Add abandoned oil and gas wells to the seemingly endless list of health and environmental challenges facing Americans today. State cleanup lists across the country alone record more than 50,000 wells that need plugged and remediated, with estimates of the actual number of potentially problematic abandoned wells falling somewhere between 200,000 to 750,000. Add “idle” wells to the list – those that may still have an owner but haven’t produced any oil or gas for many years — and the number skyrockets to 2.1 million, according to the U.S. Environmental Protection Agency. Unsealed wells can often become pathways for oil, gas and/or brine water to migrate into and contaminate groundwater and soil. And that’s just the beginning of the hazards. Potentially more concerning is that an unknown number of these unplugged wells leak methane, a potent greenhouse gas that is 86 times more effective than carbon dioxide at cooking the planet during the first 20 years of its release into the atmosphere. Methane can explode if concentrations become high enough, but, even worse, methane often carries other cancer-causing chemicals, like benzene, into the atmosphere along with it.
The Groundwater Protection Council has long linked leaks from abandoned wells to dozens of instances of groundwater contamination, and orphaned wells have been implicated in numerous public safety incidents over the years, including a methane blowout at the construction site of a waterfront hotel in California in 2019.
The U.S. figures, although incomplete, are sobering nonetheless. EPA data from 2018 calculates that oil and gas wells together emitted 281 kilotons of methane. That works out to the equivalent of consuming approximately 16 million barrels of crude oil in terms of the climate-damage effects. But because the EPA’s data on the actual number of abandoned and idle wells is incomplete, the actual amount is thought to be as much as three times higher.

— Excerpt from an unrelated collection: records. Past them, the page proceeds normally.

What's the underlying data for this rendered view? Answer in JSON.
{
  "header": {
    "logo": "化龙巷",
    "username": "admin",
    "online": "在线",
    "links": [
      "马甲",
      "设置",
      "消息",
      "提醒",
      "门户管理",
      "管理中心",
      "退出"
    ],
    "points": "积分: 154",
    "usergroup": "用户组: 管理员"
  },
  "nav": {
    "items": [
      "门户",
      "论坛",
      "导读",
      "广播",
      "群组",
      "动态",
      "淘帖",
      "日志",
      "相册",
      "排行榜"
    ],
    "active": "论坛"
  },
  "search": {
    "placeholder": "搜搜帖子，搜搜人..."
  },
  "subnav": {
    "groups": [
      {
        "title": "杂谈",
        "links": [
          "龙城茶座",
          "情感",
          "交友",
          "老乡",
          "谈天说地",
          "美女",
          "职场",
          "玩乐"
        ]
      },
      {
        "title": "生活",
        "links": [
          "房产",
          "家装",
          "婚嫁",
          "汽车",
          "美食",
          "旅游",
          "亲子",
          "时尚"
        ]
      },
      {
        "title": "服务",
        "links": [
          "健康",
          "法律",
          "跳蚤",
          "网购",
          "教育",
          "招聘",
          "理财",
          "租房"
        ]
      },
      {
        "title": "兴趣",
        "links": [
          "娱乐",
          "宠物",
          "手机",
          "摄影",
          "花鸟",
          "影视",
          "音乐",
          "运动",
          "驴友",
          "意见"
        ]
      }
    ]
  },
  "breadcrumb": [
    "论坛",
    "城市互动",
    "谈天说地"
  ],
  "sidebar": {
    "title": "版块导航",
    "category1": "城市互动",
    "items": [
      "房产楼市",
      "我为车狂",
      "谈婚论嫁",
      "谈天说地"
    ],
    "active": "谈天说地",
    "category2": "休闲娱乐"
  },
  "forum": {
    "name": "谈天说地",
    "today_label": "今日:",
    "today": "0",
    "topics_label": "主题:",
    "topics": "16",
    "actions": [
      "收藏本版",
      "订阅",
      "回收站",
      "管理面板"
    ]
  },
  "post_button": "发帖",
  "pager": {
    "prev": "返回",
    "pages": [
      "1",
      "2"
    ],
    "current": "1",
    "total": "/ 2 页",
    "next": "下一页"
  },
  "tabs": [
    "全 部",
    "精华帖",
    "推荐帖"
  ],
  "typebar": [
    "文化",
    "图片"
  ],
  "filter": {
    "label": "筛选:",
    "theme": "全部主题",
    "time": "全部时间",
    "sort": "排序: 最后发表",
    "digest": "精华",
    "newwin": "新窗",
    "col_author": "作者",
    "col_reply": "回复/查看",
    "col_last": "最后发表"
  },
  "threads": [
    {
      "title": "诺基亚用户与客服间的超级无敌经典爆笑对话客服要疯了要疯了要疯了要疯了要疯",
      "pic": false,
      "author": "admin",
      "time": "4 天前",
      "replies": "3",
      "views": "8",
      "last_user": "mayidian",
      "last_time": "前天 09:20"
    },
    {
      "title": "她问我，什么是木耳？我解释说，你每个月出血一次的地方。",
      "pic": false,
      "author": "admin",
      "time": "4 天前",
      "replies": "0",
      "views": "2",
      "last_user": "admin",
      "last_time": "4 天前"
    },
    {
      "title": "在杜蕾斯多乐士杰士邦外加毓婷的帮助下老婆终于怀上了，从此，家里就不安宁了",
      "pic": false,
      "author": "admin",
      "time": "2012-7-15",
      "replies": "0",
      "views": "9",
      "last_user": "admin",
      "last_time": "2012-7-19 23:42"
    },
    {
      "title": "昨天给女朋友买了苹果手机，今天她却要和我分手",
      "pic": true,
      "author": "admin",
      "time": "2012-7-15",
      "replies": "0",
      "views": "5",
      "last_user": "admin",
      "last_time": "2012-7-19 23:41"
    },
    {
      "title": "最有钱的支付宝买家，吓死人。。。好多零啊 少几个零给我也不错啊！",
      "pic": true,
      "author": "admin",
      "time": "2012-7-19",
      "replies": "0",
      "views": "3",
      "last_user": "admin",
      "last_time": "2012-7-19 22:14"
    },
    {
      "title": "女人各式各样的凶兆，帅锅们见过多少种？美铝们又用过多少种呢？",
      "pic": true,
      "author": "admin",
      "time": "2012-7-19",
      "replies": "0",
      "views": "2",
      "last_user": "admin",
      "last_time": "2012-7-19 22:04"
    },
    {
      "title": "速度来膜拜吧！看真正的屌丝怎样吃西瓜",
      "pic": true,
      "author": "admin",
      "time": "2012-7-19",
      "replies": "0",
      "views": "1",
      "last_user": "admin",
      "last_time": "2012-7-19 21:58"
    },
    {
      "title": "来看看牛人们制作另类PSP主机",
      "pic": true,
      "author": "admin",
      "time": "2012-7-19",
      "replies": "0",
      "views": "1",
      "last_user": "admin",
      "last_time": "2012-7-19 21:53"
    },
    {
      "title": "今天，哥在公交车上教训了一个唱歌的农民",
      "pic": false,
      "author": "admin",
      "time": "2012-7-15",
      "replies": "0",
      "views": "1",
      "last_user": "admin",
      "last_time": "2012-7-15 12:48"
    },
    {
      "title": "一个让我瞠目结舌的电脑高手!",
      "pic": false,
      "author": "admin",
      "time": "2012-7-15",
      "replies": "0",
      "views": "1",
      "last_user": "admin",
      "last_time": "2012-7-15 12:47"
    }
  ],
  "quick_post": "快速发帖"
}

People are waking up to this problem, and some industry players are organizing and working to try and plug wells and combat these problems. But oftentimes, a solvent owner of the wells is nowhere to be found, so the problem becomes one of needing public or private funding to plug a well. The sheer number of these wells virtually guarantees a multi-generational effort to ameliorate. If you’re interested in how you may be able to help, a starting point can be found at this link. If you believe you or your loved ones or surroundings are being harmed by abandoned well leakage, you should contact an experienced law firm like Bordas & Bordas right away to explore potential remedies.